GRAZING PADDOCKS according to how many leaves grass plants have has resulted in more grass for silage, boosted production from grazing and helped cut fertiliser inputs, says milk producer Andrew Farrant.
He began using the three-leaf system (see panel) in 2003, one week after hosting an MDC meeting at which Australian extension officer Frank Tyndall explained the theory that a ryegrass tiller only ever grew three green leaves. At this stage, the plant is top quality in terms of sugar, nitrate, minerals, starch and fibre. So counting leaves indicates when paddocks are ready to graze.
“I liked it because it was simple yet gives criteria for deciding when to graze,” says Mr Farrant, who runs 398 cows at Manor Farm, Abingdon.
“Historically, this has been a cost-conscious business, and when I added a spring-calving block to the autumn calving herd this doubled the complexity, as we have two grazing groups. So, I wanted a simple grazing system without the effort or conversion charts needed for a plate meter.”
Mr Farrant changed from set stocking to a rotational system in 1994 and installed cow tracks, which brought turnout forward a month to mid-March. As a result the 5984-litre herd produced 549 litres a cow more from grass.

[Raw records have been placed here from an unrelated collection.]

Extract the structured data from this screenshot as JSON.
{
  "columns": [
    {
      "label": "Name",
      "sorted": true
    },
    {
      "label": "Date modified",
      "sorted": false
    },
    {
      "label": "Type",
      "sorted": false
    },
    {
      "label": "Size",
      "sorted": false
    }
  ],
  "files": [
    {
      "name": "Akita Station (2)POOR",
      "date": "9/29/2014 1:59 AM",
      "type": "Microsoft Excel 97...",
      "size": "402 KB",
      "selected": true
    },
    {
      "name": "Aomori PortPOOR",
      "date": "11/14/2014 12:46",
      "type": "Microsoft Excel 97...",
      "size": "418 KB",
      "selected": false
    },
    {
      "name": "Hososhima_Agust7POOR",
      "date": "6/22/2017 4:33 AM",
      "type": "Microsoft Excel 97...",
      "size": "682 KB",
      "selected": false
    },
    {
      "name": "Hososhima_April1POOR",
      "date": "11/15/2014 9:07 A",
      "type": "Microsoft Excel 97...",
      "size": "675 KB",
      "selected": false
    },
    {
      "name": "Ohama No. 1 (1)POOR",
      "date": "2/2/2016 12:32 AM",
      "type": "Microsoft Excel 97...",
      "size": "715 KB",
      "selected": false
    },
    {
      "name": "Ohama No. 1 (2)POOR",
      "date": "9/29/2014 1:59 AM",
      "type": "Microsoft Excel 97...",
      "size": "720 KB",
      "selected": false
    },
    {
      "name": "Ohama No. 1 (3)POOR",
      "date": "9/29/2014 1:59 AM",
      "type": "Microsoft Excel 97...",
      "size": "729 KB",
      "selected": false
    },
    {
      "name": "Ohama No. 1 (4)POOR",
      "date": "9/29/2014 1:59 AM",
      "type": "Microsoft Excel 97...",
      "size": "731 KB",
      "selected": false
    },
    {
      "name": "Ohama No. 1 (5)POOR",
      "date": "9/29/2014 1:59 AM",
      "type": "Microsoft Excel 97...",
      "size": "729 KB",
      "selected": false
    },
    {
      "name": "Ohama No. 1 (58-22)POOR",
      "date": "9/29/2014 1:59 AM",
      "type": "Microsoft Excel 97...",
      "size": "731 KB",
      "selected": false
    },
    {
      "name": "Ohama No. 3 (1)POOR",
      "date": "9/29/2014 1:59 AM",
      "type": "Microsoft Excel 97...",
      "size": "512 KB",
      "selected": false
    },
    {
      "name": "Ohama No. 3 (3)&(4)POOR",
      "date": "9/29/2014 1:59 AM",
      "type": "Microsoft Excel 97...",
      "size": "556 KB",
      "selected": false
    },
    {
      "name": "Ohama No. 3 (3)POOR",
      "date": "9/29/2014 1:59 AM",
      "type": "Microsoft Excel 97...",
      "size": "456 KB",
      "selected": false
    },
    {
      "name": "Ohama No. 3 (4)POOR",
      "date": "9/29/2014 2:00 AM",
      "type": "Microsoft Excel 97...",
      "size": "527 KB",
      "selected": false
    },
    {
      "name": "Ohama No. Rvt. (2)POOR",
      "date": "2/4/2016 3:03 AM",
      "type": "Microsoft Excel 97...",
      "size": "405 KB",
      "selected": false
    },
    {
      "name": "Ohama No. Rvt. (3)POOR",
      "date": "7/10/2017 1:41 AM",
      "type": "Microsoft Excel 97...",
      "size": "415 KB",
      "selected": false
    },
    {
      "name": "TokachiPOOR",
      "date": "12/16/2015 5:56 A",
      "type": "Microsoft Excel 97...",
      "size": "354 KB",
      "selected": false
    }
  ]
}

By implementing the three-leaf system he was able to improve efficiency even more, he says. “I took on board the idea that the third leaf grows more than either the first or second leaf in the same time span. We”ve certainly seen that.
“We cut 15 acres more as silage in 2003 and had an embarrassment of grass last year, having to cut another 30 acres for silage because it grew ahead of us. Cows also produced another 327 litres a cow from grazed grass, bringing the total to 2356 litres a cow.”
Mr Farrant counts leaves when gathering cows for milking or moving fences for the next grazing. He multiplies the leaf appearance rate (LAR) – the number of days it takes for a new leaf to appear – by three to set the rotation length. This ensures each paddock is grazed when it has three leaves.
“In the past two years, the range in LAR has been from eight days in May/June giving a rotation length of 24 days to just over 30 days in winter, a 90-day rotation.”
Dividing grazing area by rotation length gives the number of hectares needed to feed cows. Each paddock is 4-6ha (10-15 acres) split into 3-4 grazings allocated after each milking.
Mr Farrant says his only difficulty is getting cows to graze down to 5cm, particularly when grass growth is fast in May and June. “At three leaves, grass is taller than most producers like to see and to get it down to 5cm is hard. On a wet day, some gets trampled.”
But the three-leaf system uses mowing to rectify grazing mistakes. Last year he topped some paddocks down to 5cm and mowed others ahead of cows. Grass was left for a 24-hour wilt and cows cleared it up.
Feeding supplements also takes pressure off grass. Spring calvers are fed up to 10kg a head of maize silage and 4kg a head of a cereal blend to maintain cow fertility, but Mr Farrant says manipulating this helps grass growth.
“The three-leaf theory is that you can grow more grass using sunlight, so should be able to reduce fertiliser. We made savings because we had the confidence in grass growth to use less nitrogen on grazing in May and June. We cut out one 60 unit/acre application.”
This year he plans to reduce fertiliser again to cut costs and because he has fewer spring calvers. “We will apply 60 units/acre every six weeks instead of every four weeks.”
The simplicity of the system has kept him going and Mr Farrant has received encouragement from producers who contribute to a three-leaf discussion group via email.
“I”ve tried things because of the positive attitude of other producers. Three-leaf isn”t perfect, the aim is to graze at three leaves, but in practice sometimes it has to be 2-2.5. However, it is maximising herbage grown. I think we can grow more grass and expand cow numbers as a result.